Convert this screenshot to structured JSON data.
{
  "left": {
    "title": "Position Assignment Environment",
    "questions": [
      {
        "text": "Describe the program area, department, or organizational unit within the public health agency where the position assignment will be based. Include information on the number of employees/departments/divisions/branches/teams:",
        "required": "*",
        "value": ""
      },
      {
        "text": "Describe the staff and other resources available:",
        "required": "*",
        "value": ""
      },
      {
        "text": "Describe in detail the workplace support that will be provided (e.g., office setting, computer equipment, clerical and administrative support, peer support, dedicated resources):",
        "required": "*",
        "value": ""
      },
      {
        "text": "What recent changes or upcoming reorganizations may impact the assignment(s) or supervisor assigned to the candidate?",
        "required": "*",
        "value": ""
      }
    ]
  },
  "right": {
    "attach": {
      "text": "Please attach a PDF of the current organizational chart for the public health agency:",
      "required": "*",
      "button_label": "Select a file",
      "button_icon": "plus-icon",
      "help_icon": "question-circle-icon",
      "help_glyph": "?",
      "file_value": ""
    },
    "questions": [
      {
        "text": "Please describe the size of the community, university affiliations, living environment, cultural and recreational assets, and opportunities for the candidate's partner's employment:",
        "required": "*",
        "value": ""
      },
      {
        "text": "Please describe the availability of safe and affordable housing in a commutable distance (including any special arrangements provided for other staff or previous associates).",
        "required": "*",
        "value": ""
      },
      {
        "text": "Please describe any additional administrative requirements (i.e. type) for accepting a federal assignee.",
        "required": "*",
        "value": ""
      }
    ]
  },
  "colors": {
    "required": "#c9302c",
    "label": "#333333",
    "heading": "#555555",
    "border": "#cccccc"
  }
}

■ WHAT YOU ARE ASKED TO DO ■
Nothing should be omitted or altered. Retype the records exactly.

■ ANSWER SPACE ■
Convert this screenshot to structured JSON data.
{
  "left": {
    "title": "Position Assignment Environment",
    "questions": [
      {
        "text": "Describe the program area, department, or organizational unit within the public health agency where the position assignment will be based. Include information on the number of employees/departments/divisions/branches/teams:",
        "required": "*",
        "value": ""
      },
      {
        "text": "Describe the staff and other resources available:",
        "required": "*",
        "value": ""
      },
      {
        "text": "Describe in detail the workplace support that will be provided (e.g., office setting, computer equipment, clerical and administrative support, peer support, dedicated resources):",
        "required": "*",
        "value": ""
      },
      {
        "text": "What recent changes or upcoming reorganizations may impact the assignment(s) or supervisor assigned to the candidate?",
        "required": "*",
        "value": ""
      }
    ]
  },
  "right": {
    "attach": {
      "text": "Please attach a PDF of the current organizational chart for the public health agency:",
      "required": "*",
      "button_label": "Select a file",
      "button_icon": "plus-icon",
      "help_icon": "question-circle-icon",
      "help_glyph": "?",
      "file_value": ""
    },
    "questions": [
      {
        "text": "Please describe the size of the community, university affiliations, living environment, cultural and recreational assets, and opportunities for the candidate's partner's employment:",
        "required": "*",
        "value": ""
      },
      {
        "text": "Please describe the availability of safe and affordable housing in a commutable distance (including any special arrangements provided for other staff or previous associates).",
        "required": "*",
        "value": ""
      },
      {
        "text": "Please describe any additional administrative requirements (i.e. type) for accepting a federal assignee.",
        "required": "*",
        "value": ""
      }
    ]
  },
  "colors": {
    "required": "#c9302c",
    "label": "#333333",
    "heading": "#555555",
    "border": "#cccccc"
  }
}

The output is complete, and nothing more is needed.